I don’t always give careful attention to Christian Reflection, a journal produced by Baylor University’s Center for Christian Ethics — some days I’m just not that reflective, or the topic explored in that particular issue doesn’t grab me.
The most recent issue has a number of fascinating articles, however, especially for those of us who spend some time in cyberspace. Entitled “Virtual Lives,” the issue incorporates articles that explore the digital universe, new information technologies, and the various ways they may impact our lives as Christians.
Amy Grizzle Kane, for example, notes that Facebook can become a platform for contention and ugliness — but also provides an opportunity for Christians to have a positive witness by “making our virtual lives virtuous.”
And, in an article that drew me in because of my son’s penchant for role-playing video games, J. Cameron Moore explores the role of moral choices one can make in video games. Calling on the rationale offered by Christian fantasy writers George MacDonald, G. K. Chesterton, J. R. R. Tolkein, and C. S. Lewis, Moore likens immersive video games to fantasy novels, where one employs “fantastic imagination.”
Fantasy allows us to participate in an act of secondary creation of new worlds in which natural laws may be different, but the same moral laws should apply as in our world, Moore writes: good and evil should not switch places. The best fantasy, he says, allows readers or gamers to experience “eucatastrophe” — a good ending that emerges from the midst of evil. Tolkien’s and Lewis’ classic books provide good models of fantasy worlds in which good ultimately triumphs.
While some video games incorporate those principles, others ignore them, and Moore bemoans the fact that in some games, like Fable 2, the moral choices players make have no outcome on the end of the game — whether the player chooses to be helpful or hurtful, altruistic or narcissistic, evil is still defeated and peace returns to the world.
I haven’t yet had time to read the other intriguing articles, but they’re on my list.
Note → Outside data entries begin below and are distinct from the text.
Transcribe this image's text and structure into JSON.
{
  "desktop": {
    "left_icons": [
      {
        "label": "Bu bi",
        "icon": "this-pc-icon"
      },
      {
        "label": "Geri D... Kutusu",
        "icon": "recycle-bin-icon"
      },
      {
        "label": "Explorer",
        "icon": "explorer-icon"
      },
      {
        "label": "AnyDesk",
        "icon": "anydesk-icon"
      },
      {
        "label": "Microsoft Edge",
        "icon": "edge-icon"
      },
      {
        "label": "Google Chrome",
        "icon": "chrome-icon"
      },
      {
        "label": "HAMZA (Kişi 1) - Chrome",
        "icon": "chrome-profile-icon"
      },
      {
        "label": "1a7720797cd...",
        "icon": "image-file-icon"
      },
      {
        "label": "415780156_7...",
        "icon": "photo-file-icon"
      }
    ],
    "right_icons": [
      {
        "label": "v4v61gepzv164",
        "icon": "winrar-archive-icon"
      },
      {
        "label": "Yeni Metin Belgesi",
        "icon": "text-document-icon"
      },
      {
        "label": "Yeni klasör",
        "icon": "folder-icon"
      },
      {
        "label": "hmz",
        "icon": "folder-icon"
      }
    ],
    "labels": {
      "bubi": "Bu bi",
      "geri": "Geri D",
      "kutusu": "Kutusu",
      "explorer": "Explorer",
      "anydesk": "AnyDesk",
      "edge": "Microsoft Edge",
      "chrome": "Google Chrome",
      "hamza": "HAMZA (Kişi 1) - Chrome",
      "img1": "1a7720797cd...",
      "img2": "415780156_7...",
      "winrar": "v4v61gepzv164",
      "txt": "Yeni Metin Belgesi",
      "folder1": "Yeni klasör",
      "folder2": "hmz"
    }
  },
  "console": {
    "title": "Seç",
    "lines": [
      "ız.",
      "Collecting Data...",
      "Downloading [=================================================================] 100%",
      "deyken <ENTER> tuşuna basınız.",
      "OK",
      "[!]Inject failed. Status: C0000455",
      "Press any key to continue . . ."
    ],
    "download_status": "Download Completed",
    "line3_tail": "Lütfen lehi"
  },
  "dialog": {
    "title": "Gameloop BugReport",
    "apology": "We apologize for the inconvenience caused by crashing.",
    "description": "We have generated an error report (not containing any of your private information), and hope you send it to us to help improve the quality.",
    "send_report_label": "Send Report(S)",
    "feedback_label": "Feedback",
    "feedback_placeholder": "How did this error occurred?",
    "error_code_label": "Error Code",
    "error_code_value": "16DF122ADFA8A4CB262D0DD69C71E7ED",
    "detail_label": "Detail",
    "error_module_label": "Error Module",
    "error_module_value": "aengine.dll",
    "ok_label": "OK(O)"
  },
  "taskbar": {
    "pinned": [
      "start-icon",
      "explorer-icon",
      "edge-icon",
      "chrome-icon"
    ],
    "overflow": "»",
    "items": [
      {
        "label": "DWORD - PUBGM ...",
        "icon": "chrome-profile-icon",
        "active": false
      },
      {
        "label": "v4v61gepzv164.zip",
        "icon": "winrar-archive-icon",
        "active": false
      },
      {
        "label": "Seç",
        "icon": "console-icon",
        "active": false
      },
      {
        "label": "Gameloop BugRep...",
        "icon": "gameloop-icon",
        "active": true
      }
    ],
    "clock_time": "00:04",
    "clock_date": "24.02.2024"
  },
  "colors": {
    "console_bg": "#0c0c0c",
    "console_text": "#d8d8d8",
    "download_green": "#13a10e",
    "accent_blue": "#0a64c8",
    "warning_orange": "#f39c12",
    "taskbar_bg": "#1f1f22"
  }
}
If you spend much time in the virtual world (or love someone who does), you may want to click your way over to the journal’s website, where you can read the entire issue online or sign up for a free print subscription. You’ll find it not just virtually, but actually worth your while.